In the early morning hours on Wednesday, mission scientists received the clearest image of the reddish-brownish dwarf planet by the Long Range Reconnaissance Imager (LORRI) aboard the New Horizons, a Nasa statement read.
The image, which New Horizons took on Tuesday when it was less than 5 million miles (8 million kilometres) from Pluto, shows a large, heart-shaped feature on the dwarf planet's surface that measures about 1,200 miles (2,000 kilometres) wide.
To its left lies an 1,860-mile-long (3,000-kilometre-long) dark patch along Pluto's equator that mission scientists are calling the "whale". Above those features is a polar region that is intermediate in brightness.
This view is centred roughly on the area that will be seen close-up during New Horizons' closest approach on July 14 . This side of Pluto is dominated by three broad regions of varying brightness.
"The next time we see this part of Pluto at closest approach, a portion of this region will be imaged at about 500 times better resolution than we see today. It will be incredible!," said Jeff Moore, Geology, Geophysics and Imaging Team Leader of Nasa's Ames Research Center.
Pluto's closest approach is scheduled for next Tuesday, when New Horizons will pass within 6,200 miles (10,000 km) of the dwarf planet's surface, travelling at a speed of 27,000 miles (43,000 km) per hour.
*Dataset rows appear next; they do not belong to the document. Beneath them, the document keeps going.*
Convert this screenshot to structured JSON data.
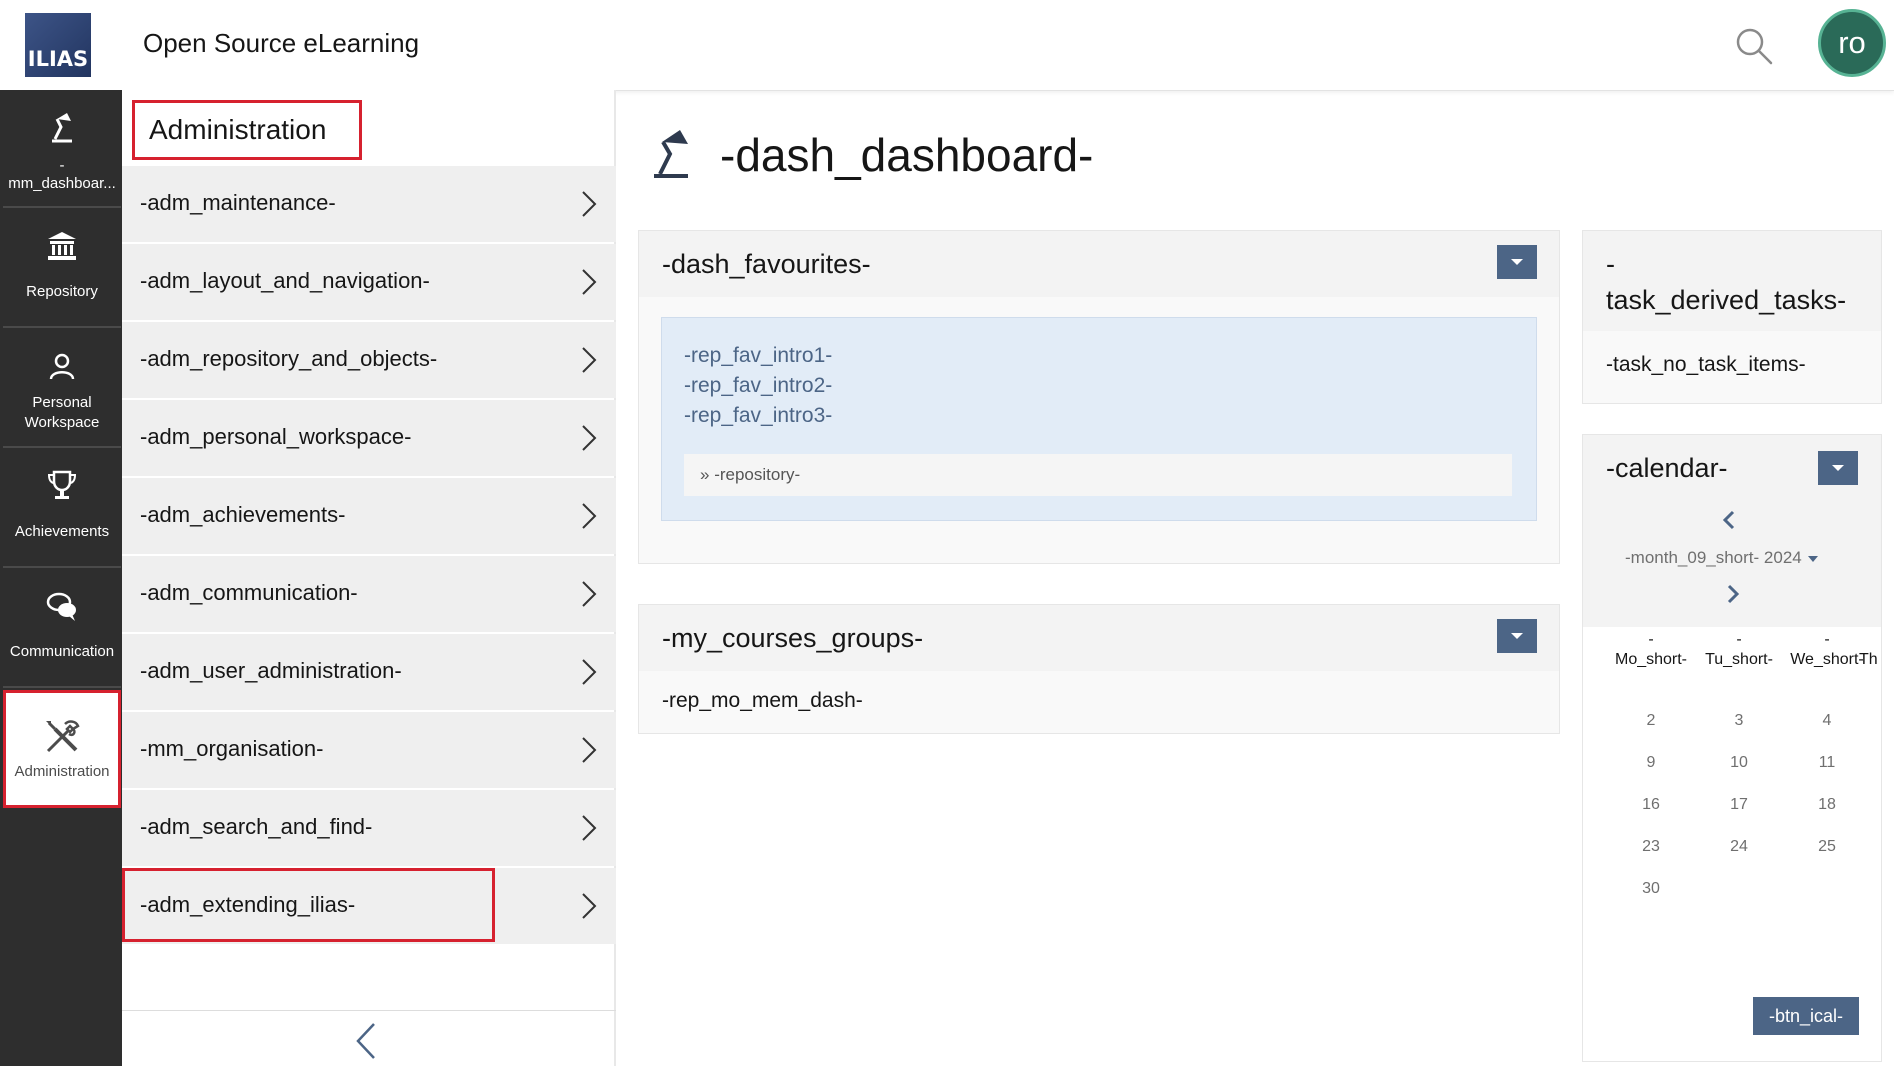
{
  "header": {
    "logo_text": "ILIAS",
    "site_title": "Open Source eLearning",
    "search_icon": "search-icon",
    "avatar_initials": "ro",
    "avatar_color": "#2a6a58"
  },
  "mainbar": {
    "items": [
      {
        "label_line1": "-",
        "label_line2": "mm_dashboar...",
        "icon": "dashboard-lamp-icon"
      },
      {
        "label": "Repository",
        "icon": "repository-icon"
      },
      {
        "label_line1": "Personal",
        "label_line2": "Workspace",
        "icon": "person-icon"
      },
      {
        "label": "Achievements",
        "icon": "trophy-icon"
      },
      {
        "label": "Communication",
        "icon": "chat-bubbles-icon"
      },
      {
        "label": "Administration",
        "icon": "tools-icon",
        "active": true
      }
    ]
  },
  "slate": {
    "title": "Administration",
    "items": [
      "-adm_maintenance-",
      "-adm_layout_and_navigation-",
      "-adm_repository_and_objects-",
      "-adm_personal_workspace-",
      "-adm_achievements-",
      "-adm_communication-",
      "-adm_user_administration-",
      "-mm_organisation-",
      "-adm_search_and_find-",
      "-adm_extending_ilias-"
    ]
  },
  "content": {
    "page_title": "-dash_dashboard-",
    "favourites": {
      "title": "-dash_favourites-",
      "intro": [
        "-rep_fav_intro1-",
        "-rep_fav_intro2-",
        "-rep_fav_intro3-"
      ],
      "repo_prefix": "» ",
      "repo_link": "-repository-"
    },
    "courses": {
      "title": "-my_courses_groups-",
      "text": "-rep_mo_mem_dash-"
    },
    "tasks": {
      "title_line1": "-",
      "title_line2": "task_derived_tasks-",
      "text": "-task_no_task_items-"
    },
    "calendar": {
      "title": "-calendar-",
      "month": "-month_09_short- 2024",
      "weekdays": [
        {
          "dash": "-",
          "label": "Mo_short-"
        },
        {
          "dash": "-",
          "label": "Tu_short-"
        },
        {
          "dash": "-",
          "label": "We_short-"
        },
        {
          "dash": "",
          "label": "Th"
        }
      ],
      "days": [
        [
          "2",
          "3",
          "4"
        ],
        [
          "9",
          "10",
          "11"
        ],
        [
          "16",
          "17",
          "18"
        ],
        [
          "23",
          "24",
          "25"
        ],
        [
          "30",
          "",
          ""
        ]
      ],
      "ical_button": "-btn_ical-"
    }
  },
  "colors": {
    "accent": "#4c6586",
    "highlight_border": "#d6212f",
    "mainbar_bg": "#2e2e2e"
  }
}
After a voyage of nine years, New Horizons is almost 3 billion miles (4.8 billion km) away, where radio signals, even travelling at the speed of light, need 4.5 hours to reach Earth. Round-trip communication between the spacecraft and its operators requires about nine hours.